A movie that ushered in a crop of new filmmakers in Tamil cinema, Karthik Subaraj’s Jigarthanda is a refreshingly original gangster action comedy that succeeds due to a knockout cast and novel treatment by the director. A movie about an aspiring filmmaker (Siddharth) obsessed over making a feature on the life of a Madurai gangster (Bobby Simhaa) is just the kind of meta-film that satisfies audiences craving original content.
A couple of friends getting sucked into a long-standing, bloody political feud between two warring factions sounds like material for a hardline, gritty drama. While Pa. Ranjith's Madras definitely falls in that bracket, it's also a raw action film that features several dynamic stretches of filmmaking capturing the chaos. The standout sequence, similar to other entries on the list, has to be the pre-interval one, where a lighthearted conversation between two friends descends into a haunting chase sequence in the dark alleyways of North Madras.
Yet another Rajinikanth - Pa Ranjith collaboration on the list, Kaala, witnesses the star completely let go of all trademark mannerisms and become a vehicle for the director's lofty ambitions.
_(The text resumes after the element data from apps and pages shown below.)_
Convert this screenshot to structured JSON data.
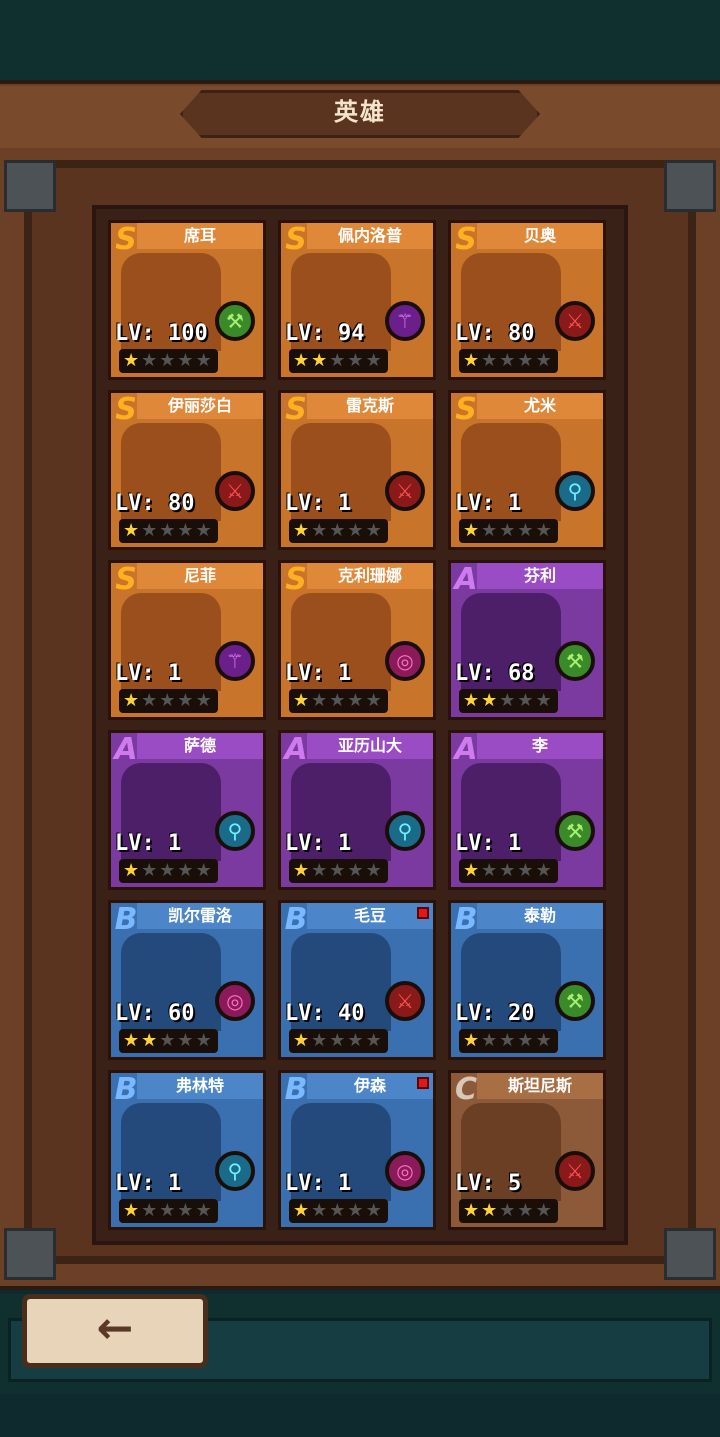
{
  "screen": {
    "title": "英雄",
    "back_icon": "←"
  },
  "colors": {
    "S": "#c9742b",
    "A": "#7a3aa0",
    "B": "#3a6fb0",
    "C": "#8c5a38"
  },
  "heroes": [
    {
      "name": "席耳",
      "rank": "S",
      "level": "LV: 100",
      "element": "green",
      "element_icon": "⚒",
      "stars": 1,
      "new": false
    },
    {
      "name": "佩内洛普",
      "rank": "S",
      "level": "LV: 94",
      "element": "purple",
      "element_icon": "⚚",
      "stars": 2,
      "new": false
    },
    {
      "name": "贝奥",
      "rank": "S",
      "level": "LV: 80",
      "element": "red",
      "element_icon": "⚔",
      "stars": 1,
      "new": false
    },
    {
      "name": "伊丽莎白",
      "rank": "S",
      "level": "LV: 80",
      "element": "red",
      "element_icon": "⚔",
      "stars": 1,
      "new": false
    },
    {
      "name": "雷克斯",
      "rank": "S",
      "level": "LV: 1",
      "element": "red",
      "element_icon": "⚔",
      "stars": 1,
      "new": false
    },
    {
      "name": "尤米",
      "rank": "S",
      "level": "LV: 1",
      "element": "cyan",
      "element_icon": "⚲",
      "stars": 1,
      "new": false
    },
    {
      "name": "尼菲",
      "rank": "S",
      "level": "LV: 1",
      "element": "purple",
      "element_icon": "⚚",
      "stars": 1,
      "new": false
    },
    {
      "name": "克利珊娜",
      "rank": "S",
      "level": "LV: 1",
      "element": "pink",
      "element_icon": "◎",
      "stars": 1,
      "new": false
    },
    {
      "name": "芬利",
      "rank": "A",
      "level": "LV: 68",
      "element": "green",
      "element_icon": "⚒",
      "stars": 2,
      "new": false
    },
    {
      "name": "萨德",
      "rank": "A",
      "level": "LV: 1",
      "element": "cyan",
      "element_icon": "⚲",
      "stars": 1,
      "new": false
    },
    {
      "name": "亚历山大",
      "rank": "A",
      "level": "LV: 1",
      "element": "cyan",
      "element_icon": "⚲",
      "stars": 1,
      "new": false
    },
    {
      "name": "李",
      "rank": "A",
      "level": "LV: 1",
      "element": "green",
      "element_icon": "⚒",
      "stars": 1,
      "new": false
    },
    {
      "name": "凯尔雷洛",
      "rank": "B",
      "level": "LV: 60",
      "element": "pink",
      "element_icon": "◎",
      "stars": 2,
      "new": false
    },
    {
      "name": "毛豆",
      "rank": "B",
      "level": "LV: 40",
      "element": "red",
      "element_icon": "⚔",
      "stars": 1,
      "new": true
    },
    {
      "name": "泰勒",
      "rank": "B",
      "level": "LV: 20",
      "element": "green",
      "element_icon": "⚒",
      "stars": 1,
      "new": false
    },
    {
      "name": "弗林特",
      "rank": "B",
      "level": "LV: 1",
      "element": "cyan",
      "element_icon": "⚲",
      "stars": 1,
      "new": false
    },
    {
      "name": "伊森",
      "rank": "B",
      "level": "LV: 1",
      "element": "pink",
      "element_icon": "◎",
      "stars": 1,
      "new": true
    },
    {
      "name": "斯坦尼斯",
      "rank": "C",
      "level": "LV: 5",
      "element": "red",
      "element_icon": "⚔",
      "stars": 2,
      "new": false
    }
  ]
}
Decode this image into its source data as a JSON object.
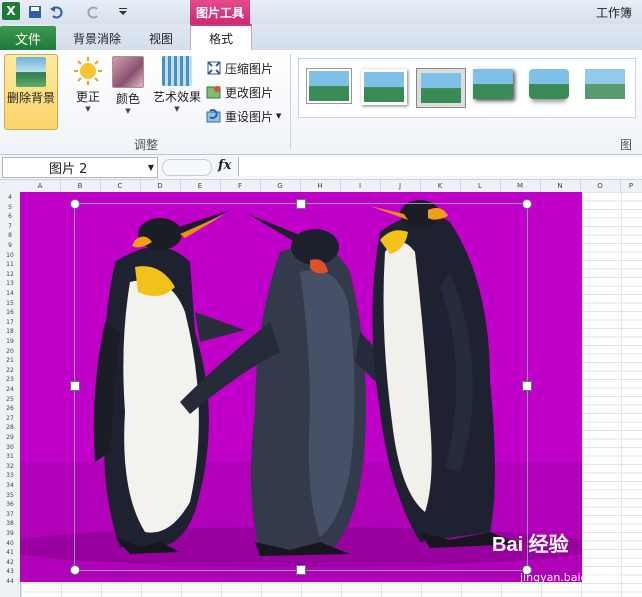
{
  "window": {
    "title": "工作簿"
  },
  "context_tab": {
    "label": "图片工具"
  },
  "tabs": [
    {
      "label": "文件"
    },
    {
      "label": "背景消除"
    },
    {
      "label": "视图"
    },
    {
      "label": "格式"
    }
  ],
  "ribbon": {
    "remove_background": "删除背景",
    "corrections": "更正",
    "color": "颜色",
    "artistic_effects": "艺术效果",
    "compress": "压缩图片",
    "change": "更改图片",
    "reset": "重设图片",
    "adjust_group": "调整",
    "styles_group": "图片"
  },
  "formula_bar": {
    "name_box": "图片  2",
    "fx": "fx"
  },
  "columns": [
    "A",
    "B",
    "C",
    "D",
    "E",
    "F",
    "G",
    "H",
    "I",
    "J",
    "K",
    "L",
    "M",
    "N",
    "O",
    "P"
  ],
  "rows": [
    "4",
    "5",
    "6",
    "7",
    "8",
    "9",
    "10",
    "11",
    "12",
    "13",
    "14",
    "15",
    "16",
    "17",
    "18",
    "19",
    "20",
    "21",
    "22",
    "23",
    "24",
    "25",
    "26",
    "27",
    "28",
    "29",
    "30",
    "31",
    "32",
    "33",
    "34",
    "35",
    "36",
    "37",
    "38",
    "39",
    "40",
    "41",
    "42",
    "43",
    "44"
  ],
  "watermark": {
    "brand": "Bai 经验",
    "url": "jingyan.baidu.com"
  },
  "colors": {
    "picture_background": "#c000c8",
    "file_tab": "#1f7a3a",
    "context_tab": "#d2367f"
  }
}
As Kaala, the godfather of the Tamils living in Dharavi, Rajini is a symbol of Ranjith's political messaging. This is a serious drama; however, it's punctuated with moments of electrifying action that remind us of the unmatched gravitas of Rajinikanth. The pre-interval sequence, which sees the actor fighting off a group of goons in the rain, is action choreography at its best.
Adanga Maru (2018)
A sincere cop is suspended from duty for questioning powerful, influential people. The powerful destroy his family, leaving the hero in despair. And the hero decides to take revenge against all those who wronged him. Sounds familiar, right? While Adanga Maru falls into a templated zone, the racy screenplay and Jayam Ravi’s intense turn as SI Subah make the film watchable. He is brilliant to watch in the action sequences, selling the raw physicality and the intensity of the character effortlessly.